Restate the following entries exactly. Keep the pictures out.

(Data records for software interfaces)

>>>>

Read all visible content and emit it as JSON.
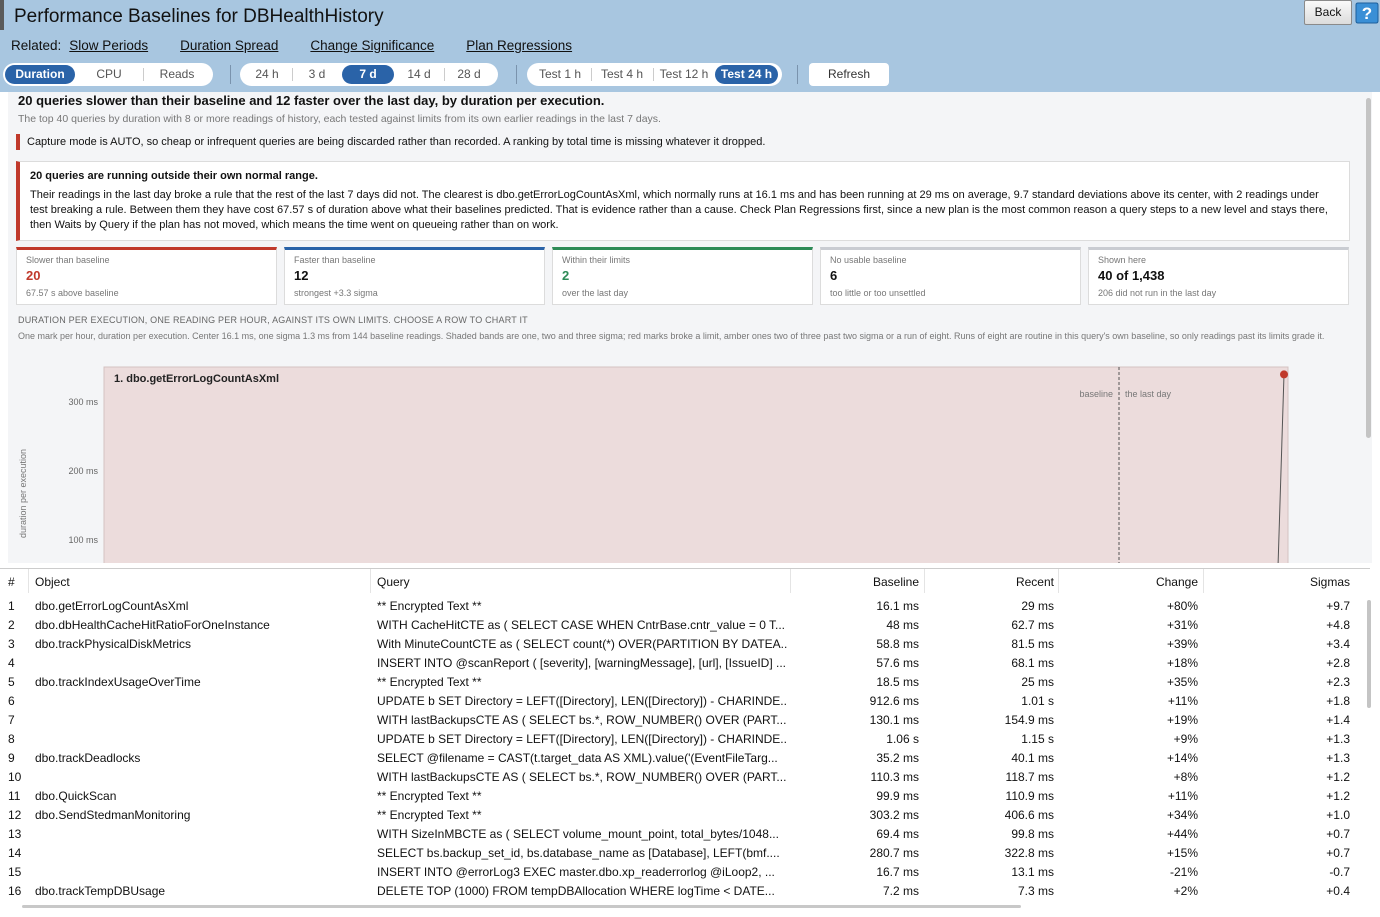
{
  "window": {
    "title": "Performance Baselines for DBHealthHistory",
    "back_label": "Back"
  },
  "related": {
    "label": "Related:",
    "links": [
      "Slow Periods",
      "Duration Spread",
      "Change Significance",
      "Plan Regressions"
    ]
  },
  "metric_tabs": [
    {
      "label": "Duration",
      "selected": true
    },
    {
      "label": "CPU",
      "selected": false
    },
    {
      "label": "Reads",
      "selected": false
    }
  ],
  "window_tabs": [
    {
      "label": "24 h",
      "selected": false
    },
    {
      "label": "3 d",
      "selected": false
    },
    {
      "label": "7 d",
      "selected": true
    },
    {
      "label": "14 d",
      "selected": false
    },
    {
      "label": "28 d",
      "selected": false
    }
  ],
  "test_tabs": [
    {
      "label": "Test 1 h",
      "selected": false
    },
    {
      "label": "Test 4 h",
      "selected": false
    },
    {
      "label": "Test 12 h",
      "selected": false
    },
    {
      "label": "Test 24 h",
      "selected": true
    }
  ],
  "refresh_label": "Refresh",
  "report": {
    "headline": "20 queries slower than their baseline and 12 faster over the last day, by duration per execution.",
    "subline": "The top 40 queries by duration with 8 or more readings of history, each tested against limits from its own earlier readings in the last 7 days.",
    "capture_note": "Capture mode is AUTO, so cheap or infrequent queries are being discarded rather than recorded. A ranking by total time is missing whatever it dropped.",
    "alert_title": "20 queries are running outside their own normal range.",
    "alert_body": "Their readings in the last day broke a rule that the rest of the last 7 days did not. The clearest is dbo.getErrorLogCountAsXml, which normally runs at 16.1 ms and has been running at 29 ms on average, 9.7 standard deviations above its center, with 2 readings under test breaking a rule. Between them they have cost 67.57 s of duration above what their baselines predicted. That is evidence rather than a cause. Check Plan Regressions first, since a new plan is the most common reason a query steps to a new level and stays there, then Waits by Query if the plan has not moved, which means the time went on queueing rather than on work.",
    "stats": [
      {
        "label": "Slower than baseline",
        "value": "20",
        "sub": "67.57 s above baseline",
        "color": "#c0392b",
        "value_color": "#c0392b"
      },
      {
        "label": "Faster than baseline",
        "value": "12",
        "sub": "strongest +3.3 sigma",
        "color": "#2a63a8",
        "value_color": "#111111"
      },
      {
        "label": "Within their limits",
        "value": "2",
        "sub": "over the last day",
        "color": "#2e8b57",
        "value_color": "#2e8b57"
      },
      {
        "label": "No usable baseline",
        "value": "6",
        "sub": "too little or too unsettled",
        "color": "#c9ccd2",
        "value_color": "#111111"
      },
      {
        "label": "Shown here",
        "value": "40 of 1,438",
        "sub": "206 did not run in the last day",
        "color": "#c9ccd2",
        "value_color": "#111111"
      }
    ],
    "chart_caption": "DURATION PER EXECUTION, ONE READING PER HOUR, AGAINST ITS OWN LIMITS. CHOOSE A ROW TO CHART IT",
    "chart_notes": "One mark per hour, duration per execution. Center 16.1 ms, one sigma 1.3 ms from 144 baseline readings. Shaded bands are one, two and three sigma; red marks broke a limit, amber ones two of three past two sigma or a run of eight. Runs of eight are routine in this query's own baseline, so only readings past its limits grade it."
  },
  "chart_data": {
    "type": "line",
    "title": "1. dbo.getErrorLogCountAsXml",
    "ylabel": "duration per execution",
    "yticks": [
      "300 ms",
      "200 ms",
      "100 ms"
    ],
    "ytick_values": [
      300,
      200,
      100
    ],
    "region_labels": [
      "baseline",
      "the last day"
    ],
    "points": [
      {
        "x": "last",
        "y": 340,
        "broke_limit": true
      }
    ],
    "colors": {
      "band": "#ecdcdc",
      "mark": "#c0392b"
    }
  },
  "grid": {
    "columns": [
      "#",
      "Object",
      "Query",
      "Baseline",
      "Recent",
      "Change",
      "Sigmas"
    ],
    "rows": [
      [
        "1",
        "dbo.getErrorLogCountAsXml",
        "** Encrypted Text **",
        "16.1 ms",
        "29 ms",
        "+80%",
        "+9.7"
      ],
      [
        "2",
        "dbo.dbHealthCacheHitRatioForOneInstance",
        "WITH CacheHitCTE as ( SELECT CASE WHEN CntrBase.cntr_value = 0 T...",
        "48 ms",
        "62.7 ms",
        "+31%",
        "+4.8"
      ],
      [
        "3",
        "dbo.trackPhysicalDiskMetrics",
        "With MinuteCountCTE as ( SELECT count(*) OVER(PARTITION BY DATEA...",
        "58.8 ms",
        "81.5 ms",
        "+39%",
        "+3.4"
      ],
      [
        "4",
        "",
        "INSERT INTO @scanReport ( [severity], [warningMessage], [url], [IssueID] ...",
        "57.6 ms",
        "68.1 ms",
        "+18%",
        "+2.8"
      ],
      [
        "5",
        "dbo.trackIndexUsageOverTime",
        "** Encrypted Text **",
        "18.5 ms",
        "25 ms",
        "+35%",
        "+2.3"
      ],
      [
        "6",
        "",
        "UPDATE b SET Directory = LEFT([Directory], LEN([Directory]) - CHARINDE...",
        "912.6 ms",
        "1.01 s",
        "+11%",
        "+1.8"
      ],
      [
        "7",
        "",
        "WITH lastBackupsCTE AS ( SELECT bs.*, ROW_NUMBER() OVER (PART...",
        "130.1 ms",
        "154.9 ms",
        "+19%",
        "+1.4"
      ],
      [
        "8",
        "",
        "UPDATE b SET Directory = LEFT([Directory], LEN([Directory]) - CHARINDE...",
        "1.06 s",
        "1.15 s",
        "+9%",
        "+1.3"
      ],
      [
        "9",
        "dbo.trackDeadlocks",
        "SELECT @filename = CAST(t.target_data AS XML).value('(EventFileTarg...",
        "35.2 ms",
        "40.1 ms",
        "+14%",
        "+1.3"
      ],
      [
        "10",
        "",
        "WITH lastBackupsCTE AS ( SELECT bs.*, ROW_NUMBER() OVER (PART...",
        "110.3 ms",
        "118.7 ms",
        "+8%",
        "+1.2"
      ],
      [
        "11",
        "dbo.QuickScan",
        "** Encrypted Text **",
        "99.9 ms",
        "110.9 ms",
        "+11%",
        "+1.2"
      ],
      [
        "12",
        "dbo.SendStedmanMonitoring",
        "** Encrypted Text **",
        "303.2 ms",
        "406.6 ms",
        "+34%",
        "+1.0"
      ],
      [
        "13",
        "",
        "WITH SizeInMBCTE as ( SELECT volume_mount_point, total_bytes/1048...",
        "69.4 ms",
        "99.8 ms",
        "+44%",
        "+0.7"
      ],
      [
        "14",
        "",
        "SELECT bs.backup_set_id, bs.database_name as [Database], LEFT(bmf....",
        "280.7 ms",
        "322.8 ms",
        "+15%",
        "+0.7"
      ],
      [
        "15",
        "",
        "INSERT INTO @errorLog3 EXEC master.dbo.xp_readerrorlog @iLoop2, ...",
        "16.7 ms",
        "13.1 ms",
        "-21%",
        "-0.7"
      ],
      [
        "16",
        "dbo.trackTempDBUsage",
        "DELETE TOP (1000) FROM tempDBAllocation WHERE logTime < DATE...",
        "7.2 ms",
        "7.3 ms",
        "+2%",
        "+0.4"
      ]
    ]
  }
}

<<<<

Solved problem:
Read all visible content and emit it as JSON.
{
  "window": {
    "title": "Performance Baselines for DBHealthHistory",
    "back_label": "Back"
  },
  "related": {
    "label": "Related:",
    "links": [
      "Slow Periods",
      "Duration Spread",
      "Change Significance",
      "Plan Regressions"
    ]
  },
  "metric_tabs": [
    {
      "label": "Duration",
      "selected": true
    },
    {
      "label": "CPU",
      "selected": false
    },
    {
      "label": "Reads",
      "selected": false
    }
  ],
  "window_tabs": [
    {
      "label": "24 h",
      "selected": false
    },
    {
      "label": "3 d",
      "selected": false
    },
    {
      "label": "7 d",
      "selected": true
    },
    {
      "label": "14 d",
      "selected": false
    },
    {
      "label": "28 d",
      "selected": false
    }
  ],
  "test_tabs": [
    {
      "label": "Test 1 h",
      "selected": false
    },
    {
      "label": "Test 4 h",
      "selected": false
    },
    {
      "label": "Test 12 h",
      "selected": false
    },
    {
      "label": "Test 24 h",
      "selected": true
    }
  ],
  "refresh_label": "Refresh",
  "report": {
    "headline": "20 queries slower than their baseline and 12 faster over the last day, by duration per execution.",
    "subline": "The top 40 queries by duration with 8 or more readings of history, each tested against limits from its own earlier readings in the last 7 days.",
    "capture_note": "Capture mode is AUTO, so cheap or infrequent queries are being discarded rather than recorded. A ranking by total time is missing whatever it dropped.",
    "alert_title": "20 queries are running outside their own normal range.",
    "alert_body": "Their readings in the last day broke a rule that the rest of the last 7 days did not. The clearest is dbo.getErrorLogCountAsXml, which normally runs at 16.1 ms and has been running at 29 ms on average, 9.7 standard deviations above its center, with 2 readings under test breaking a rule. Between them they have cost 67.57 s of duration above what their baselines predicted. That is evidence rather than a cause. Check Plan Regressions first, since a new plan is the most common reason a query steps to a new level and stays there, then Waits by Query if the plan has not moved, which means the time went on queueing rather than on work.",
    "stats": [
      {
        "label": "Slower than baseline",
        "value": "20",
        "sub": "67.57 s above baseline",
        "color": "#c0392b",
        "value_color": "#c0392b"
      },
      {
        "label": "Faster than baseline",
        "value": "12",
        "sub": "strongest +3.3 sigma",
        "color": "#2a63a8",
        "value_color": "#111111"
      },
      {
        "label": "Within their limits",
        "value": "2",
        "sub": "over the last day",
        "color": "#2e8b57",
        "value_color": "#2e8b57"
      },
      {
        "label": "No usable baseline",
        "value": "6",
        "sub": "too little or too unsettled",
        "color": "#c9ccd2",
        "value_color": "#111111"
      },
      {
        "label": "Shown here",
        "value": "40 of 1,438",
        "sub": "206 did not run in the last day",
        "color": "#c9ccd2",
        "value_color": "#111111"
      }
    ],
    "chart_caption": "DURATION PER EXECUTION, ONE READING PER HOUR, AGAINST ITS OWN LIMITS. CHOOSE A ROW TO CHART IT",
    "chart_notes": "One mark per hour, duration per execution. Center 16.1 ms, one sigma 1.3 ms from 144 baseline readings. Shaded bands are one, two and three sigma; red marks broke a limit, amber ones two of three past two sigma or a run of eight. Runs of eight are routine in this query's own baseline, so only readings past its limits grade it."
  },
  "chart_data": {
    "type": "line",
    "title": "1. dbo.getErrorLogCountAsXml",
    "ylabel": "duration per execution",
    "yticks": [
      "300 ms",
      "200 ms",
      "100 ms"
    ],
    "ytick_values": [
      300,
      200,
      100
    ],
    "region_labels": [
      "baseline",
      "the last day"
    ],
    "points": [
      {
        "x": "last",
        "y": 340,
        "broke_limit": true
      }
    ],
    "colors": {
      "band": "#ecdcdc",
      "mark": "#c0392b"
    }
  },
  "grid": {
    "columns": [
      "#",
      "Object",
      "Query",
      "Baseline",
      "Recent",
      "Change",
      "Sigmas"
    ],
    "rows": [
      [
        "1",
        "dbo.getErrorLogCountAsXml",
        "** Encrypted Text **",
        "16.1 ms",
        "29 ms",
        "+80%",
        "+9.7"
      ],
      [
        "2",
        "dbo.dbHealthCacheHitRatioForOneInstance",
        "WITH CacheHitCTE as ( SELECT CASE WHEN CntrBase.cntr_value = 0 T...",
        "48 ms",
        "62.7 ms",
        "+31%",
        "+4.8"
      ],
      [
        "3",
        "dbo.trackPhysicalDiskMetrics",
        "With MinuteCountCTE as ( SELECT count(*) OVER(PARTITION BY DATEA...",
        "58.8 ms",
        "81.5 ms",
        "+39%",
        "+3.4"
      ],
      [
        "4",
        "",
        "INSERT INTO @scanReport ( [severity], [warningMessage], [url], [IssueID] ...",
        "57.6 ms",
        "68.1 ms",
        "+18%",
        "+2.8"
      ],
      [
        "5",
        "dbo.trackIndexUsageOverTime",
        "** Encrypted Text **",
        "18.5 ms",
        "25 ms",
        "+35%",
        "+2.3"
      ],
      [
        "6",
        "",
        "UPDATE b SET Directory = LEFT([Directory], LEN([Directory]) - CHARINDE...",
        "912.6 ms",
        "1.01 s",
        "+11%",
        "+1.8"
      ],
      [
        "7",
        "",
        "WITH lastBackupsCTE AS ( SELECT bs.*, ROW_NUMBER() OVER (PART...",
        "130.1 ms",
        "154.9 ms",
        "+19%",
        "+1.4"
      ],
      [
        "8",
        "",
        "UPDATE b SET Directory = LEFT([Directory], LEN([Directory]) - CHARINDE...",
        "1.06 s",
        "1.15 s",
        "+9%",
        "+1.3"
      ],
      [
        "9",
        "dbo.trackDeadlocks",
        "SELECT @filename = CAST(t.target_data AS XML).value('(EventFileTarg...",
        "35.2 ms",
        "40.1 ms",
        "+14%",
        "+1.3"
      ],
      [
        "10",
        "",
        "WITH lastBackupsCTE AS ( SELECT bs.*, ROW_NUMBER() OVER (PART...",
        "110.3 ms",
        "118.7 ms",
        "+8%",
        "+1.2"
      ],
      [
        "11",
        "dbo.QuickScan",
        "** Encrypted Text **",
        "99.9 ms",
        "110.9 ms",
        "+11%",
        "+1.2"
      ],
      [
        "12",
        "dbo.SendStedmanMonitoring",
        "** Encrypted Text **",
        "303.2 ms",
        "406.6 ms",
        "+34%",
        "+1.0"
      ],
      [
        "13",
        "",
        "WITH SizeInMBCTE as ( SELECT volume_mount_point, total_bytes/1048...",
        "69.4 ms",
        "99.8 ms",
        "+44%",
        "+0.7"
      ],
      [
        "14",
        "",
        "SELECT bs.backup_set_id, bs.database_name as [Database], LEFT(bmf....",
        "280.7 ms",
        "322.8 ms",
        "+15%",
        "+0.7"
      ],
      [
        "15",
        "",
        "INSERT INTO @errorLog3 EXEC master.dbo.xp_readerrorlog @iLoop2, ...",
        "16.7 ms",
        "13.1 ms",
        "-21%",
        "-0.7"
      ],
      [
        "16",
        "dbo.trackTempDBUsage",
        "DELETE TOP (1000) FROM tempDBAllocation WHERE logTime < DATE...",
        "7.2 ms",
        "7.3 ms",
        "+2%",
        "+0.4"
      ]
    ]
  }
}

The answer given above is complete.